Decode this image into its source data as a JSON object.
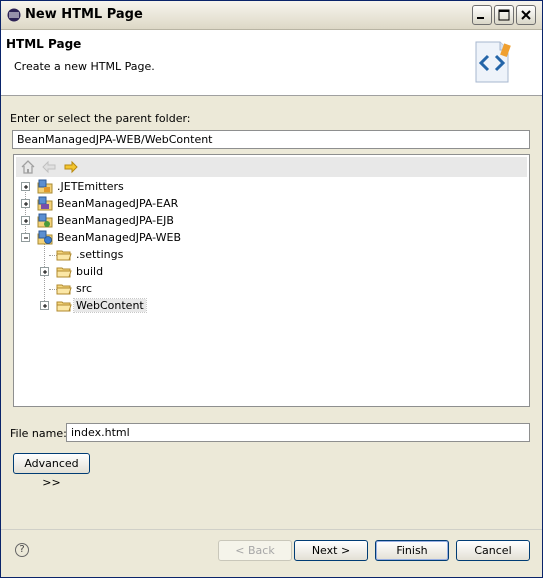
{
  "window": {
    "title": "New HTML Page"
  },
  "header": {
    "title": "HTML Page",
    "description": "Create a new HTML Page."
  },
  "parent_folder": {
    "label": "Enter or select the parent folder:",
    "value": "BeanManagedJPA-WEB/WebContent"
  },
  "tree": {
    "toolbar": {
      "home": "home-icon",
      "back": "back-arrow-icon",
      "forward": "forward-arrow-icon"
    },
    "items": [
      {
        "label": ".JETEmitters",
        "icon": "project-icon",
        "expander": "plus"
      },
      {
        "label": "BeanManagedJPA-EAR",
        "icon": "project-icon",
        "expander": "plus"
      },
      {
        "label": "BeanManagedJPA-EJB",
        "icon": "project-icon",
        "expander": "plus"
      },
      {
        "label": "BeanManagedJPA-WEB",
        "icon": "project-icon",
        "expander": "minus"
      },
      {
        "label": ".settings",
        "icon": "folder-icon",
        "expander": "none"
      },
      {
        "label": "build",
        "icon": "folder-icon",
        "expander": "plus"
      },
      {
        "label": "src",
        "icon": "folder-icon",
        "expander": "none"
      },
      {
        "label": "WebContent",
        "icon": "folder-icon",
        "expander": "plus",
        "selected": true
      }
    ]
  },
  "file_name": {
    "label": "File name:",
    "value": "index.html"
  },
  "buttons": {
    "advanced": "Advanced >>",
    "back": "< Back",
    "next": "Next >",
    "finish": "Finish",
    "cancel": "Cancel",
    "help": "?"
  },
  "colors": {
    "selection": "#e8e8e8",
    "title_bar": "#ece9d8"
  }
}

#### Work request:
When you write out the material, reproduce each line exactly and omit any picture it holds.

#### Task answer:
Decode this image into its source data as a JSON object.
{
  "window": {
    "title": "New HTML Page"
  },
  "header": {
    "title": "HTML Page",
    "description": "Create a new HTML Page."
  },
  "parent_folder": {
    "label": "Enter or select the parent folder:",
    "value": "BeanManagedJPA-WEB/WebContent"
  },
  "tree": {
    "toolbar": {
      "home": "home-icon",
      "back": "back-arrow-icon",
      "forward": "forward-arrow-icon"
    },
    "items": [
      {
        "label": ".JETEmitters",
        "icon": "project-icon",
        "expander": "plus"
      },
      {
        "label": "BeanManagedJPA-EAR",
        "icon": "project-icon",
        "expander": "plus"
      },
      {
        "label": "BeanManagedJPA-EJB",
        "icon": "project-icon",
        "expander": "plus"
      },
      {
        "label": "BeanManagedJPA-WEB",
        "icon": "project-icon",
        "expander": "minus"
      },
      {
        "label": ".settings",
        "icon": "folder-icon",
        "expander": "none"
      },
      {
        "label": "build",
        "icon": "folder-icon",
        "expander": "plus"
      },
      {
        "label": "src",
        "icon": "folder-icon",
        "expander": "none"
      },
      {
        "label": "WebContent",
        "icon": "folder-icon",
        "expander": "plus",
        "selected": true
      }
    ]
  },
  "file_name": {
    "label": "File name:",
    "value": "index.html"
  },
  "buttons": {
    "advanced": "Advanced >>",
    "back": "< Back",
    "next": "Next >",
    "finish": "Finish",
    "cancel": "Cancel",
    "help": "?"
  },
  "colors": {
    "selection": "#e8e8e8",
    "title_bar": "#ece9d8"
  }
}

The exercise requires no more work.